━━━ Information given ━━━

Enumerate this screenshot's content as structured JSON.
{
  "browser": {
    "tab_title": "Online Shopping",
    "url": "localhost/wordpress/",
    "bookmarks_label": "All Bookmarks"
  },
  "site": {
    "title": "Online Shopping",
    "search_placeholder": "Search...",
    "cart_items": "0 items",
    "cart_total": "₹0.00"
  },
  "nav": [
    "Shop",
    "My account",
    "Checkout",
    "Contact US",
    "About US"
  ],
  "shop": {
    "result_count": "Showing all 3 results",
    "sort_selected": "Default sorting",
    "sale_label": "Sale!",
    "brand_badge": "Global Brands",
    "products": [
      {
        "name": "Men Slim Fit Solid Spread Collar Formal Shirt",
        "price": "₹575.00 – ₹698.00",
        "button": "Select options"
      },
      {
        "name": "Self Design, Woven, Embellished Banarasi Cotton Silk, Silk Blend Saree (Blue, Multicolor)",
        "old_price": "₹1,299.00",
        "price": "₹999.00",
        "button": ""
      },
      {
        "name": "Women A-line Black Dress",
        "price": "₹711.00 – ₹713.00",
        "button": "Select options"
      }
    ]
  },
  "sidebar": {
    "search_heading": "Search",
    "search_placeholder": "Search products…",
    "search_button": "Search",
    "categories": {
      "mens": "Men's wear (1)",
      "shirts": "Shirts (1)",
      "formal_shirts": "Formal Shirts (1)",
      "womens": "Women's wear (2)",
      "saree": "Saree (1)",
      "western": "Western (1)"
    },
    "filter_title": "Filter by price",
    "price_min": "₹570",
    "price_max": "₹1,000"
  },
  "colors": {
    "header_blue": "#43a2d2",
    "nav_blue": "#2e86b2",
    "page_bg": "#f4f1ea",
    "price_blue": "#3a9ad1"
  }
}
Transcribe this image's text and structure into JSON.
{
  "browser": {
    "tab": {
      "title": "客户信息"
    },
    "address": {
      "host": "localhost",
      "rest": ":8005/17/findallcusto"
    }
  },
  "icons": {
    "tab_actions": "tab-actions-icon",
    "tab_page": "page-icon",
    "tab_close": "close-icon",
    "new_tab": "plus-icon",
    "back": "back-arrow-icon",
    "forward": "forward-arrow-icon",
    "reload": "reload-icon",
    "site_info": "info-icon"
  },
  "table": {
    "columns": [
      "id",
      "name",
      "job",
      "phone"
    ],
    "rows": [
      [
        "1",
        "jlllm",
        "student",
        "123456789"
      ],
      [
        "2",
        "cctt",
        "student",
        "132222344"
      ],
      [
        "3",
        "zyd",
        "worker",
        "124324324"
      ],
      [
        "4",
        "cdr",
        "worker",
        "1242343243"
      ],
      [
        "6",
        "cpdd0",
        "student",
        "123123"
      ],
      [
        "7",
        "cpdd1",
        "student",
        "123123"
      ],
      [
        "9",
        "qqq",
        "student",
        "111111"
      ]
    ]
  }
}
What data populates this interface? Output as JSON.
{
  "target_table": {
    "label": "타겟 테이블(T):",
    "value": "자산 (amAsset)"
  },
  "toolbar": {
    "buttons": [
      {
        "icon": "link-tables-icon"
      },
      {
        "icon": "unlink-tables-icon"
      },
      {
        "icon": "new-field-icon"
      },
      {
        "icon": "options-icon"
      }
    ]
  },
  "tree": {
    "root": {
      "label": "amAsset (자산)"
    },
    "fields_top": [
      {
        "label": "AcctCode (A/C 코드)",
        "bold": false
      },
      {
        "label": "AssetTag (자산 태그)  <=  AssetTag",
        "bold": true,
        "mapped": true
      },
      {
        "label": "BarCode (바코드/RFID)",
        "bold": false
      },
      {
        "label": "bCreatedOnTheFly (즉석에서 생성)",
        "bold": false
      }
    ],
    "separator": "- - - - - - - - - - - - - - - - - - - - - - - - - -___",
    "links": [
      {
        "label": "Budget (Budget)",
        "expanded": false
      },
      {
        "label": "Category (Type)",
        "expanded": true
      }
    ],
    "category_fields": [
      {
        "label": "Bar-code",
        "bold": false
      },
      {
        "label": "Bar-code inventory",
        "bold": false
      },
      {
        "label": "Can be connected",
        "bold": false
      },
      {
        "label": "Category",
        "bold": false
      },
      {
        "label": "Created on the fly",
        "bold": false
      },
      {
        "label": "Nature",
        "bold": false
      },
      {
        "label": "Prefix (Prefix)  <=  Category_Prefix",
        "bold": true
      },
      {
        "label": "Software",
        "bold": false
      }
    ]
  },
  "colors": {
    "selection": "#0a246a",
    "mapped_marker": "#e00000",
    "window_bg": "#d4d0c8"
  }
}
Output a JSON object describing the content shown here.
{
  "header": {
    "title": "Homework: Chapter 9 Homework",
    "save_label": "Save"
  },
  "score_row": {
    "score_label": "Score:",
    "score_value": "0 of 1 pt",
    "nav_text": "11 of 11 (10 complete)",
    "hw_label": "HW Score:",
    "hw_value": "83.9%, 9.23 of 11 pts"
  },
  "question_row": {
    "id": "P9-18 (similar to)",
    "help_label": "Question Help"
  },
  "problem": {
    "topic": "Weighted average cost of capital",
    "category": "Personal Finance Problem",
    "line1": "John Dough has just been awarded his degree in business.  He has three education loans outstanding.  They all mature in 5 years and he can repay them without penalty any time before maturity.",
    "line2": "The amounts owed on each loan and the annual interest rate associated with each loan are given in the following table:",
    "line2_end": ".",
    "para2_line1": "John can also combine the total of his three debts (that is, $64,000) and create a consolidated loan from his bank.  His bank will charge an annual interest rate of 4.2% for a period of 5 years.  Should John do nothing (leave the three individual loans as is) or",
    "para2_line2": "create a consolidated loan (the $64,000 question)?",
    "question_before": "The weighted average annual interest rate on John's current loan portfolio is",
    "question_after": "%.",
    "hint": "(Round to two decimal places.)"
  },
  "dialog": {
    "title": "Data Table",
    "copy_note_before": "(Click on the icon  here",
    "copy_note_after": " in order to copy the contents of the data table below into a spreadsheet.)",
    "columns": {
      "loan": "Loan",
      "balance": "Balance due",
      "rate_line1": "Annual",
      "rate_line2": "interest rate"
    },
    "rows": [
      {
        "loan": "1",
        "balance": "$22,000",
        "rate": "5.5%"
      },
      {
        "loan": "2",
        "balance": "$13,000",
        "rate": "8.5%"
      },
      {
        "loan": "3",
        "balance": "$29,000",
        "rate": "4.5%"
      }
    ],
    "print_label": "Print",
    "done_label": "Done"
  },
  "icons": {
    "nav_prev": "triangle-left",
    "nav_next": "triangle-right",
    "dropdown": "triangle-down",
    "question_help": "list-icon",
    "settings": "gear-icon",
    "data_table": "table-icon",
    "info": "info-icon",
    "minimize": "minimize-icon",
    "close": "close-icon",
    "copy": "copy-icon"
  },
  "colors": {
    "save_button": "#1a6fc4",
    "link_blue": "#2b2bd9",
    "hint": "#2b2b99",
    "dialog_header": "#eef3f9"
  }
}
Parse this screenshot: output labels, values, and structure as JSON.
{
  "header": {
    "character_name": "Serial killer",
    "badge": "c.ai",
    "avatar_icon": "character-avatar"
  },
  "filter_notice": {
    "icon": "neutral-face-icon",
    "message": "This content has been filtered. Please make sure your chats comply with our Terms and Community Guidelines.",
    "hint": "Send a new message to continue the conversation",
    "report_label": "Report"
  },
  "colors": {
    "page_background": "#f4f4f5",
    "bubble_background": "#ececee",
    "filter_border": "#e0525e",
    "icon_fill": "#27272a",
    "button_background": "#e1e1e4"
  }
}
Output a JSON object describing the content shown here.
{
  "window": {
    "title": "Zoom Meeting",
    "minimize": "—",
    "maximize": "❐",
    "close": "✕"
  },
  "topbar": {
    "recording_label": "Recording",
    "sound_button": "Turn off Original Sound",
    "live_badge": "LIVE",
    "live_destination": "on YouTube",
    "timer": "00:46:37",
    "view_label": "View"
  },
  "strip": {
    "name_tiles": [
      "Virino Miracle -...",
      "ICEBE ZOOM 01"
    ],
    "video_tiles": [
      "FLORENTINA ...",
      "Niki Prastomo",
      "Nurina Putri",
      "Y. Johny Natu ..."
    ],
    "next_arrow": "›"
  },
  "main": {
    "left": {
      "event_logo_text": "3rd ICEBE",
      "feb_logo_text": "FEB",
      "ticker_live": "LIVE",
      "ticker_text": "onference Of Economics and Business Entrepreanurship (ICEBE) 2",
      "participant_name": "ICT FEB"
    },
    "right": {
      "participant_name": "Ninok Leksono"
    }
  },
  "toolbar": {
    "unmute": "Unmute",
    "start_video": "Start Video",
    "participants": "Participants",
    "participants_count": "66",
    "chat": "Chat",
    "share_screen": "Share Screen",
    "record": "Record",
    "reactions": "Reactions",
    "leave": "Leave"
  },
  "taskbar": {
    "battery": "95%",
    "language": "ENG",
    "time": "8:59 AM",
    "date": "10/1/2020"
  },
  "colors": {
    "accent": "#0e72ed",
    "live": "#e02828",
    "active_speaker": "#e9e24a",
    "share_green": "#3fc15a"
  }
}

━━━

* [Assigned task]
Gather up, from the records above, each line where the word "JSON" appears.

* [Written response]
Enumerate this screenshot's content as structured JSON.
Transcribe this image's text and structure into JSON.
What data populates this interface? Output as JSON.
Output a JSON object describing the content shown here.
Parse this screenshot: output labels, values, and structure as JSON.
Output a JSON object describing the content shown here.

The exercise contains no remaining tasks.